### Your goal
Set the data down once more, exactly as it is written.

### Dataset entries
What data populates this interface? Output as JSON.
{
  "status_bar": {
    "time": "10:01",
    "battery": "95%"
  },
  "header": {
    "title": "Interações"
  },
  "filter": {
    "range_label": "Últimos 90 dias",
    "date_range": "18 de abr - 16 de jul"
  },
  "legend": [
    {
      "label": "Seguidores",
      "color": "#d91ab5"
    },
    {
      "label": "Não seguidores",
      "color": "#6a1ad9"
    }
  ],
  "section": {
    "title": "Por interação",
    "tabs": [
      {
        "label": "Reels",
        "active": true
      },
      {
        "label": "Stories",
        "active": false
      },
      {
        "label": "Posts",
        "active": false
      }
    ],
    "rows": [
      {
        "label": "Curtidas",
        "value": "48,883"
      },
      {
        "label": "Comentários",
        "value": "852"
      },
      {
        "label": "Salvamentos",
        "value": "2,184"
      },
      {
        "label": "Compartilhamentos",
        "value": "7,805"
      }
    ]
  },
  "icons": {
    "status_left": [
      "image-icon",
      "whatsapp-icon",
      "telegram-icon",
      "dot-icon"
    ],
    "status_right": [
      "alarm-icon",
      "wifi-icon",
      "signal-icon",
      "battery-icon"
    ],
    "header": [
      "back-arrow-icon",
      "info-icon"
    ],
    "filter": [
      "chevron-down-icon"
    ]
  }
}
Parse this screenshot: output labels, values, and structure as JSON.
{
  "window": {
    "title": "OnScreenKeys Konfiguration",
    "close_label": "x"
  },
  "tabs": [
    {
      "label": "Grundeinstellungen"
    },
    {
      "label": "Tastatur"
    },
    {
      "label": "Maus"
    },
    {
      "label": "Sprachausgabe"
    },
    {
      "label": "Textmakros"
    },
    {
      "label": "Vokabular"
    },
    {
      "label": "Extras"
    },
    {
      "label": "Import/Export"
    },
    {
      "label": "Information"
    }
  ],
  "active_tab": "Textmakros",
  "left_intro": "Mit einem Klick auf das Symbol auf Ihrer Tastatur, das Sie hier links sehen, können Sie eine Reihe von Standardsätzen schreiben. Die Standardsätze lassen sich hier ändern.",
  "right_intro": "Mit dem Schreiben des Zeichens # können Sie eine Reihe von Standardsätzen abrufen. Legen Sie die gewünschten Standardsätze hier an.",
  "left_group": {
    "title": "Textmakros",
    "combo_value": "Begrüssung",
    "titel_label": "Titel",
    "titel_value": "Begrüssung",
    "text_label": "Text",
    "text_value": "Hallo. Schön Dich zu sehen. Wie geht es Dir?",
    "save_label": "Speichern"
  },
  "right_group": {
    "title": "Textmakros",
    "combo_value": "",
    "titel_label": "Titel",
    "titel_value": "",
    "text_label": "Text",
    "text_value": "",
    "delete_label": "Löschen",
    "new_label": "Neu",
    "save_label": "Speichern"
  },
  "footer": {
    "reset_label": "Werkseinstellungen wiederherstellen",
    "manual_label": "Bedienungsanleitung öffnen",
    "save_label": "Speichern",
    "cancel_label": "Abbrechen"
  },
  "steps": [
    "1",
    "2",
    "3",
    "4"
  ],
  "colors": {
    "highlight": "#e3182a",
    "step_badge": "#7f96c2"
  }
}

### Final answer
What data populates this interface? Output as JSON.
{
  "status_bar": {
    "time": "10:01",
    "battery": "95%"
  },
  "header": {
    "title": "Interações"
  },
  "filter": {
    "range_label": "Últimos 90 dias",
    "date_range": "18 de abr - 16 de jul"
  },
  "legend": [
    {
      "label": "Seguidores",
      "color": "#d91ab5"
    },
    {
      "label": "Não seguidores",
      "color": "#6a1ad9"
    }
  ],
  "section": {
    "title": "Por interação",
    "tabs": [
      {
        "label": "Reels",
        "active": true
      },
      {
        "label": "Stories",
        "active": false
      },
      {
        "label": "Posts",
        "active": false
      }
    ],
    "rows": [
      {
        "label": "Curtidas",
        "value": "48,883"
      },
      {
        "label": "Comentários",
        "value": "852"
      },
      {
        "label": "Salvamentos",
        "value": "2,184"
      },
      {
        "label": "Compartilhamentos",
        "value": "7,805"
      }
    ]
  },
  "icons": {
    "status_left": [
      "image-icon",
      "whatsapp-icon",
      "telegram-icon",
      "dot-icon"
    ],
    "status_right": [
      "alarm-icon",
      "wifi-icon",
      "signal-icon",
      "battery-icon"
    ],
    "header": [
      "back-arrow-icon",
      "info-icon"
    ],
    "filter": [
      "chevron-down-icon"
    ]
  }
}
Parse this screenshot: output labels, values, and structure as JSON.
{
  "window": {
    "title": "OnScreenKeys Konfiguration",
    "close_label": "x"
  },
  "tabs": [
    {
      "label": "Grundeinstellungen"
    },
    {
      "label": "Tastatur"
    },
    {
      "label": "Maus"
    },
    {
      "label": "Sprachausgabe"
    },
    {
      "label": "Textmakros"
    },
    {
      "label": "Vokabular"
    },
    {
      "label": "Extras"
    },
    {
      "label": "Import/Export"
    },
    {
      "label": "Information"
    }
  ],
  "active_tab": "Textmakros",
  "left_intro": "Mit einem Klick auf das Symbol auf Ihrer Tastatur, das Sie hier links sehen, können Sie eine Reihe von Standardsätzen schreiben. Die Standardsätze lassen sich hier ändern.",
  "right_intro": "Mit dem Schreiben des Zeichens # können Sie eine Reihe von Standardsätzen abrufen. Legen Sie die gewünschten Standardsätze hier an.",
  "left_group": {
    "title": "Textmakros",
    "combo_value": "Begrüssung",
    "titel_label": "Titel",
    "titel_value": "Begrüssung",
    "text_label": "Text",
    "text_value": "Hallo. Schön Dich zu sehen. Wie geht es Dir?",
    "save_label": "Speichern"
  },
  "right_group": {
    "title": "Textmakros",
    "combo_value": "",
    "titel_label": "Titel",
    "titel_value": "",
    "text_label": "Text",
    "text_value": "",
    "delete_label": "Löschen",
    "new_label": "Neu",
    "save_label": "Speichern"
  },
  "footer": {
    "reset_label": "Werkseinstellungen wiederherstellen",
    "manual_label": "Bedienungsanleitung öffnen",
    "save_label": "Speichern",
    "cancel_label": "Abbrechen"
  },
  "steps": [
    "1",
    "2",
    "3",
    "4"
  ],
  "colors": {
    "highlight": "#e3182a",
    "step_badge": "#7f96c2"
  }
}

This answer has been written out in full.